people. And the question of homosexuality and the question of abortion and religious beliefs and the sharing of restrooms and the destruction of families--these artificial arguments are put forward, .and they can best be knocked down by a
person who's known to be sound and committed and balanced and patriotic, with a stable family and a good job. Those are the kinds of people who must speak out. And the religious leaders in Illinois, and the mothers in Illinois, and the labor leaders in
Illinois, and the business leaders in Illinois and in all those States are the ones that can knock down these false allegations that influence adversely some of the members of the State legislatures in the nonratified States.
Source: Equal Rights Amendment Remarks at White House Briefing (APP)
, May 15, 1980
Established Martin Luther King Day in Georgia
Carter proclaimed January 15, 1973, Martin Luther King Day, to honor the slain black leader. An above the advice of some of his closest aides he hung King’s portrait in the state capitol. He had taken a stand against prejudice in his own community of
Plains in 1965 when he and his own family were the only one sto stand up and be counted in a vote for the admission of blacks to his church. For that, he was boycotted, his children were beaten, and their cars were pelted with stones.
Source: How Jimmy Won, by Kandy Stroud, p. 12
, Jan 1, 1977
A dozen blacks in high positions on his campaign staff
Who did like Jimmy Carter? The answer was some--but not all of the Southern liberals and blacks. How a Southerner like Carter could attract the strong support of the blacks as he did was a problem that perplexed many a Northern liberal.
Black support for Carter in the Florida primary could be explained away as an anti-Wallace vote. However, in other primaries Carter polled a large percentage of the black vote--47.6% in Illinois and 41.5% in Massachusetts.
Certain things obviously helped Carter with blacks: his excellent record in the area of race relations while governor; the fact that he had the endorsement of
Congressman Andrew Young and Martin Luther King, Sr.; and also that he had about a dozen blacks, some of them in high positions, on his campaign staff.
Source: Jimmy Who?, by Leslie Wheeler, p.123
, Jan 1, 1976
Supports the Equal Rights Amendment
Carter supports the Equal Rights Amendment. When he was governor, he worked to open more government positions to women. He says, "I am firmly committed to equality between women and men and in promoting a partnership concept in all aspects of life."
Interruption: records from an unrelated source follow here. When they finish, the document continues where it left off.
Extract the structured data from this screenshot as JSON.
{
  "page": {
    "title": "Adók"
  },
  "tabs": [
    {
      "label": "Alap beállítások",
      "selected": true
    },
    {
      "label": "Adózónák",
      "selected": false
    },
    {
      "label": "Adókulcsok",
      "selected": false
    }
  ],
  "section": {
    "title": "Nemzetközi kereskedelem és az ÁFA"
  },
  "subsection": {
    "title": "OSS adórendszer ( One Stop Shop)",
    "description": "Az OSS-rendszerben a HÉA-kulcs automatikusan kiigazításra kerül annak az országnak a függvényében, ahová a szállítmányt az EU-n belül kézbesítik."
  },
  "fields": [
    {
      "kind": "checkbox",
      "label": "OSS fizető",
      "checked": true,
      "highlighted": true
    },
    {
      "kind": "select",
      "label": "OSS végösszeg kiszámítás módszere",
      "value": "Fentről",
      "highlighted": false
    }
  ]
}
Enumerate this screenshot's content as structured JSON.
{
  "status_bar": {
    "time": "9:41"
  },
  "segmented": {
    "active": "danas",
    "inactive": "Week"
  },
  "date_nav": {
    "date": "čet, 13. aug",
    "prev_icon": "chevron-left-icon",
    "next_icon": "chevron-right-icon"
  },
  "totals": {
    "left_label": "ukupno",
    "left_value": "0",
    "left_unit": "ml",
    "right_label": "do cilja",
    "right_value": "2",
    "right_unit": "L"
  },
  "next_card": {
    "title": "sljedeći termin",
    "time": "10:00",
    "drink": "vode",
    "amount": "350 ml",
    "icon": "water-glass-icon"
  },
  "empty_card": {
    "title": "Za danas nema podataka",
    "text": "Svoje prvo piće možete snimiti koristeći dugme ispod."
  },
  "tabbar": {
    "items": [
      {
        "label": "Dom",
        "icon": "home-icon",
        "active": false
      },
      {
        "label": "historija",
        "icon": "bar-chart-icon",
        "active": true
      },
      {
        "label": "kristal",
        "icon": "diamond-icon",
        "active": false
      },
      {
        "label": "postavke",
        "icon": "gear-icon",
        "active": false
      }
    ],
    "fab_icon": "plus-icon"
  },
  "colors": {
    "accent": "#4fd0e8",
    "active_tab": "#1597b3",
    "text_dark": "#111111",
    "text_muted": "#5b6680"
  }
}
As president, he would see to it that "laws prohibiting sex discrimination in employment, advancement, education, training, credit and housing be strictly enforced;" "strong efforts be made to create federal legislation and guidelines
to eliminate sex discrimination in health and disability insurance plans;" "social security laws be revised so that women would no longer be penalized;" "women have equal access to health care
systems and voluntary family planning programs;" "adequate childcare be made available to all parents who need such care for their children."
Source: Jimmy Who?, by Leslie Wheeler, p.195
, Jan 1, 1976
Page last updated: Apr 28, 2013